Problem statement
The complete listing goes into the output exactly, without its pictures.

Provided data
☆ ☆ ☆ ☆ ☆

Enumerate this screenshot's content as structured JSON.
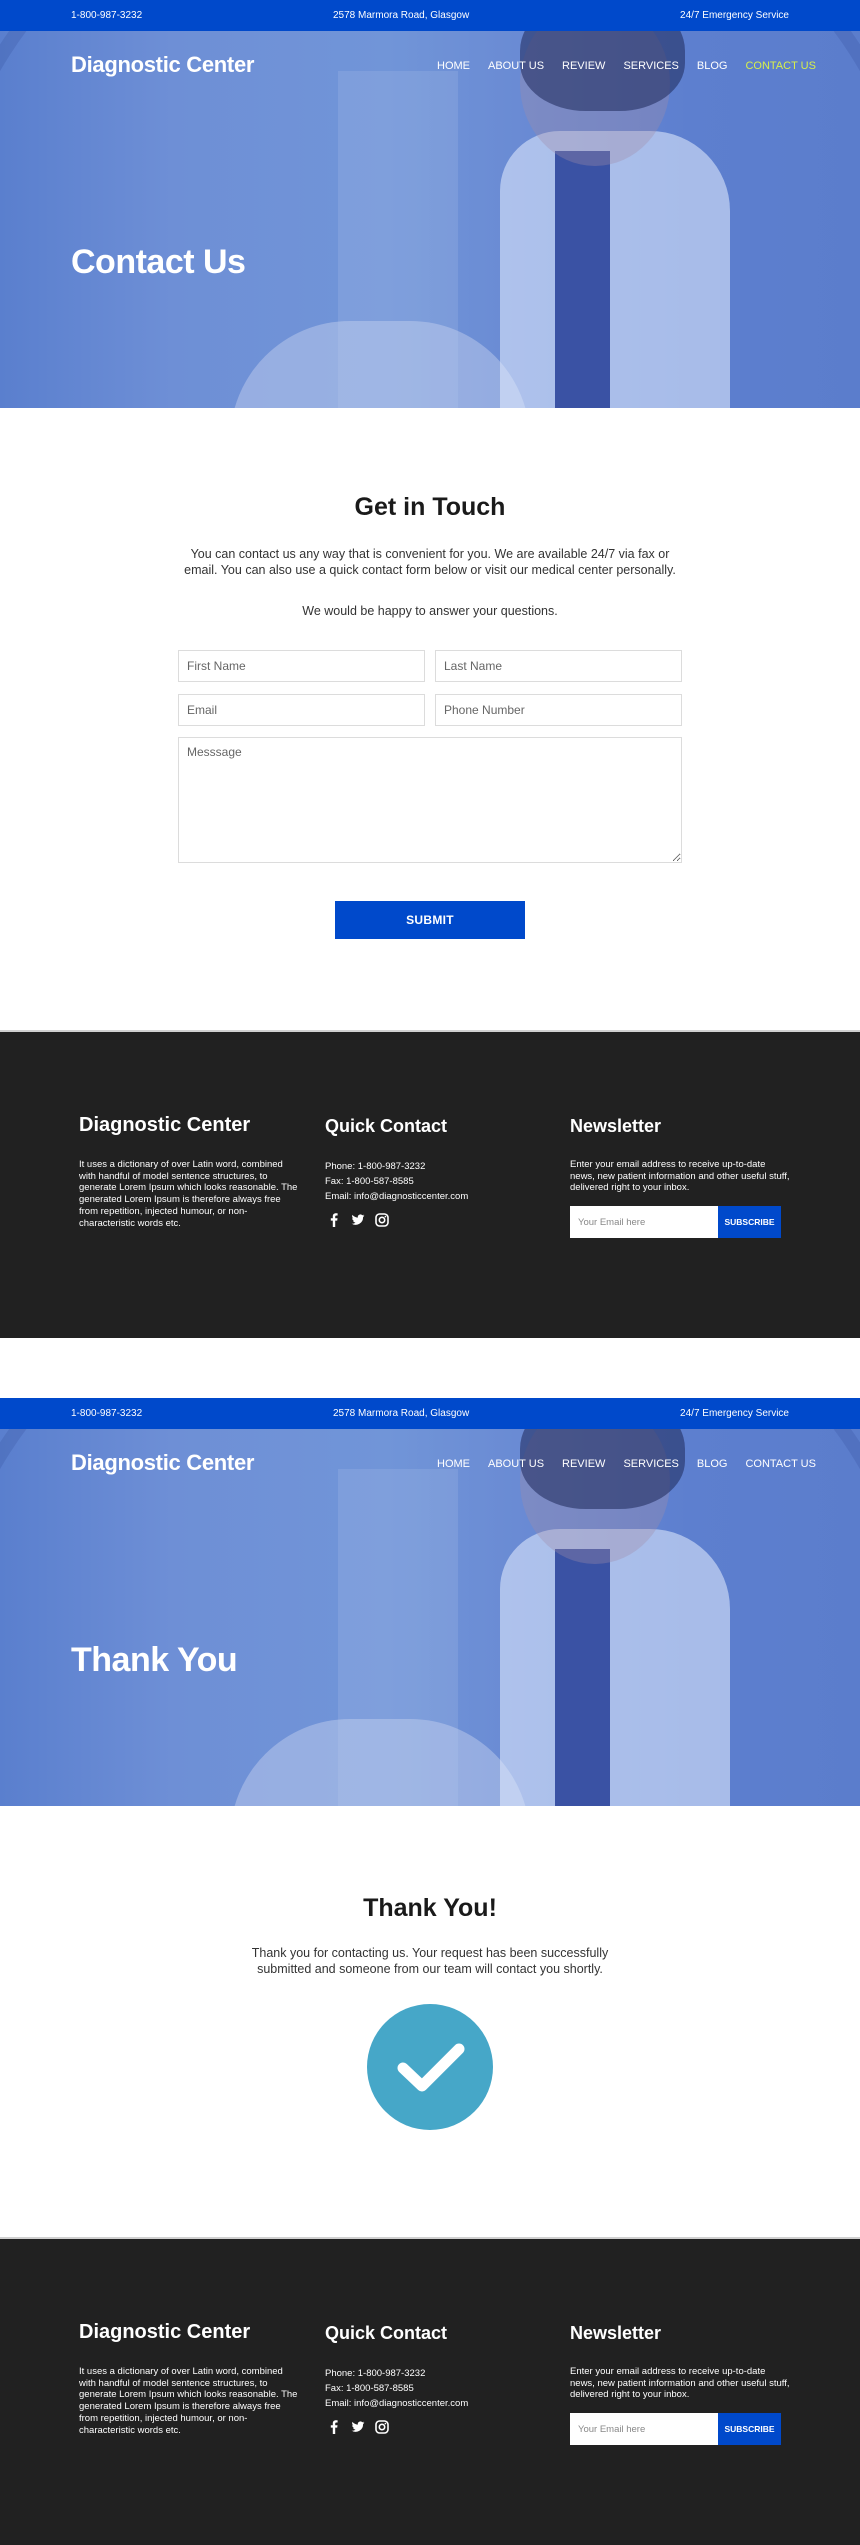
{
  "colors": {
    "brand_blue": "#0049cb",
    "nav_active": "#d7f04b",
    "footer_bg": "#212121",
    "success_circle": "#46a7c8"
  },
  "topbar": {
    "phone": "1-800-987-3232",
    "address": "2578 Marmora Road, Glasgow",
    "service": "24/7 Emergency Service"
  },
  "nav": {
    "brand": "Diagnostic Center",
    "items": [
      {
        "label": "HOME"
      },
      {
        "label": "ABOUT US"
      },
      {
        "label": "REVIEW"
      },
      {
        "label": "SERVICES"
      },
      {
        "label": "BLOG"
      },
      {
        "label": "CONTACT US"
      }
    ]
  },
  "contact_page": {
    "hero_title": "Contact Us",
    "active_nav": "CONTACT US",
    "heading": "Get in Touch",
    "intro": "You can contact us any way that is convenient for you. We are available 24/7 via fax or email. You can also use a quick contact form below or visit our medical center personally.",
    "intro2": "We would be happy to answer your questions.",
    "form": {
      "first_name_placeholder": "First Name",
      "last_name_placeholder": "Last Name",
      "email_placeholder": "Email",
      "phone_placeholder": "Phone Number",
      "message_placeholder": "Messsage",
      "submit_label": "SUBMIT"
    }
  },
  "thank_you_page": {
    "hero_title": "Thank You",
    "heading": "Thank You!",
    "message": "Thank you for contacting us. Your request has been successfully submitted and someone from our team will contact you shortly.",
    "icon": "check-circle-icon"
  },
  "footer": {
    "brand": "Diagnostic Center",
    "about": "It uses a dictionary of over Latin word, combined with handful of model sentence structures, to generate Lorem Ipsum which looks reasonable. The generated Lorem Ipsum is therefore always free from repetition, injected humour, or non- characteristic words etc.",
    "quick_contact_title": "Quick Contact",
    "phone": "Phone: 1-800-987-3232",
    "fax": "Fax: 1-800-587-8585",
    "email": "Email: info@diagnosticcenter.com",
    "social": [
      "facebook-icon",
      "twitter-icon",
      "instagram-icon"
    ],
    "newsletter_title": "Newsletter",
    "newsletter_text": "Enter your email address to receive up-to-date news, new patient information and other useful stuff, delivered right to your inbox.",
    "newsletter_placeholder": "Your Email here",
    "subscribe_label": "SUBSCRIBE"
  }
}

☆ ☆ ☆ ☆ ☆

Reply to the task
Enumerate this screenshot's content as structured JSON.
{
  "colors": {
    "brand_blue": "#0049cb",
    "nav_active": "#d7f04b",
    "footer_bg": "#212121",
    "success_circle": "#46a7c8"
  },
  "topbar": {
    "phone": "1-800-987-3232",
    "address": "2578 Marmora Road, Glasgow",
    "service": "24/7 Emergency Service"
  },
  "nav": {
    "brand": "Diagnostic Center",
    "items": [
      {
        "label": "HOME"
      },
      {
        "label": "ABOUT US"
      },
      {
        "label": "REVIEW"
      },
      {
        "label": "SERVICES"
      },
      {
        "label": "BLOG"
      },
      {
        "label": "CONTACT US"
      }
    ]
  },
  "contact_page": {
    "hero_title": "Contact Us",
    "active_nav": "CONTACT US",
    "heading": "Get in Touch",
    "intro": "You can contact us any way that is convenient for you. We are available 24/7 via fax or email. You can also use a quick contact form below or visit our medical center personally.",
    "intro2": "We would be happy to answer your questions.",
    "form": {
      "first_name_placeholder": "First Name",
      "last_name_placeholder": "Last Name",
      "email_placeholder": "Email",
      "phone_placeholder": "Phone Number",
      "message_placeholder": "Messsage",
      "submit_label": "SUBMIT"
    }
  },
  "thank_you_page": {
    "hero_title": "Thank You",
    "heading": "Thank You!",
    "message": "Thank you for contacting us. Your request has been successfully submitted and someone from our team will contact you shortly.",
    "icon": "check-circle-icon"
  },
  "footer": {
    "brand": "Diagnostic Center",
    "about": "It uses a dictionary of over Latin word, combined with handful of model sentence structures, to generate Lorem Ipsum which looks reasonable. The generated Lorem Ipsum is therefore always free from repetition, injected humour, or non- characteristic words etc.",
    "quick_contact_title": "Quick Contact",
    "phone": "Phone: 1-800-987-3232",
    "fax": "Fax: 1-800-587-8585",
    "email": "Email: info@diagnosticcenter.com",
    "social": [
      "facebook-icon",
      "twitter-icon",
      "instagram-icon"
    ],
    "newsletter_title": "Newsletter",
    "newsletter_text": "Enter your email address to receive up-to-date news, new patient information and other useful stuff, delivered right to your inbox.",
    "newsletter_placeholder": "Your Email here",
    "subscribe_label": "SUBSCRIBE"
  }
}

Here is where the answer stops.